Data shown:
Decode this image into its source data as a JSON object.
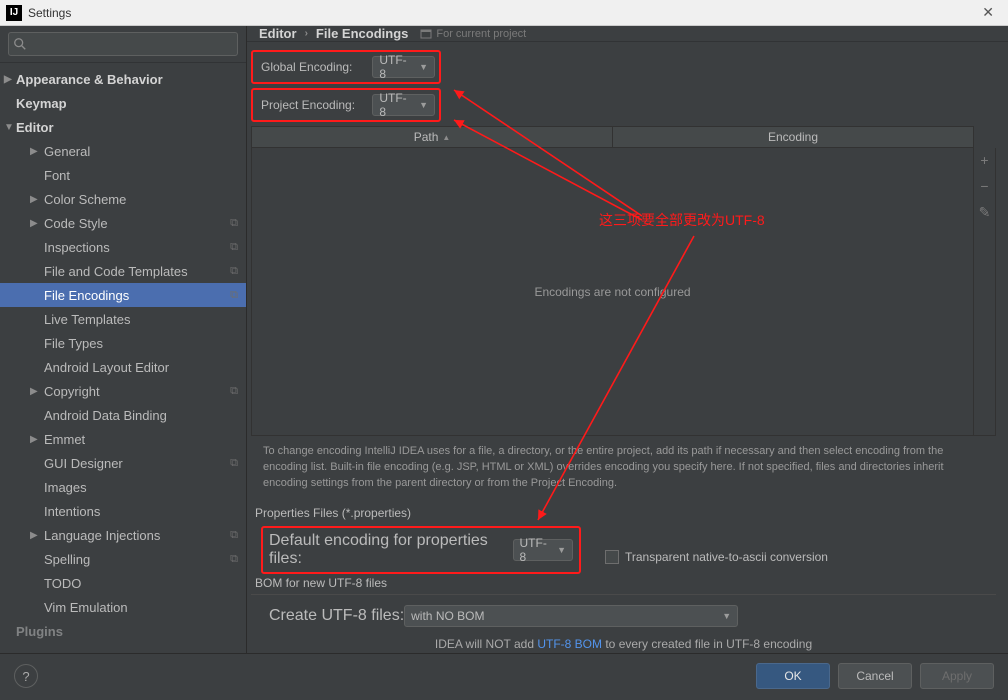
{
  "window": {
    "title": "Settings"
  },
  "search": {
    "placeholder": ""
  },
  "sidebar": {
    "items": [
      {
        "label": "Appearance & Behavior",
        "level": 1,
        "arrow": "right"
      },
      {
        "label": "Keymap",
        "level": 1
      },
      {
        "label": "Editor",
        "level": 1,
        "arrow": "down"
      },
      {
        "label": "General",
        "level": 2,
        "arrow": "right"
      },
      {
        "label": "Font",
        "level": 2
      },
      {
        "label": "Color Scheme",
        "level": 2,
        "arrow": "right"
      },
      {
        "label": "Code Style",
        "level": 2,
        "arrow": "right",
        "copy": true
      },
      {
        "label": "Inspections",
        "level": 2,
        "copy": true
      },
      {
        "label": "File and Code Templates",
        "level": 2,
        "copy": true
      },
      {
        "label": "File Encodings",
        "level": 2,
        "copy": true,
        "selected": true
      },
      {
        "label": "Live Templates",
        "level": 2
      },
      {
        "label": "File Types",
        "level": 2
      },
      {
        "label": "Android Layout Editor",
        "level": 2
      },
      {
        "label": "Copyright",
        "level": 2,
        "arrow": "right",
        "copy": true
      },
      {
        "label": "Android Data Binding",
        "level": 2
      },
      {
        "label": "Emmet",
        "level": 2,
        "arrow": "right"
      },
      {
        "label": "GUI Designer",
        "level": 2,
        "copy": true
      },
      {
        "label": "Images",
        "level": 2
      },
      {
        "label": "Intentions",
        "level": 2
      },
      {
        "label": "Language Injections",
        "level": 2,
        "arrow": "right",
        "copy": true
      },
      {
        "label": "Spelling",
        "level": 2,
        "copy": true
      },
      {
        "label": "TODO",
        "level": 2
      },
      {
        "label": "Vim Emulation",
        "level": 2
      },
      {
        "label": "Plugins",
        "level": 1,
        "faded": true
      }
    ]
  },
  "breadcrumb": {
    "a": "Editor",
    "b": "File Encodings",
    "badge": "For current project"
  },
  "global": {
    "label": "Global Encoding:",
    "value": "UTF-8"
  },
  "project": {
    "label": "Project Encoding:",
    "value": "UTF-8"
  },
  "table": {
    "col_path": "Path",
    "col_enc": "Encoding",
    "empty": "Encodings are not configured"
  },
  "help": "To change encoding IntelliJ IDEA uses for a file, a directory, or the entire project, add its path if necessary and then select encoding from the encoding list. Built-in file encoding (e.g. JSP, HTML or XML) overrides encoding you specify here. If not specified, files and directories inherit encoding settings from the parent directory or from the Project Encoding.",
  "props": {
    "section": "Properties Files (*.properties)",
    "label": "Default encoding for properties files:",
    "value": "UTF-8",
    "checkbox": "Transparent native-to-ascii conversion"
  },
  "bom": {
    "section": "BOM for new UTF-8 files",
    "label": "Create UTF-8 files:",
    "value": "with NO BOM",
    "note_pre": "IDEA will NOT add ",
    "note_link": "UTF-8 BOM",
    "note_post": " to every created file in UTF-8 encoding"
  },
  "buttons": {
    "ok": "OK",
    "cancel": "Cancel",
    "apply": "Apply"
  },
  "annotation": "这三项要全部更改为UTF-8"
}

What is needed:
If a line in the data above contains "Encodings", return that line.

Exercise result:
        "label": "File Encodings",
    "b": "File Encodings",
    "empty": "Encodings are not configured"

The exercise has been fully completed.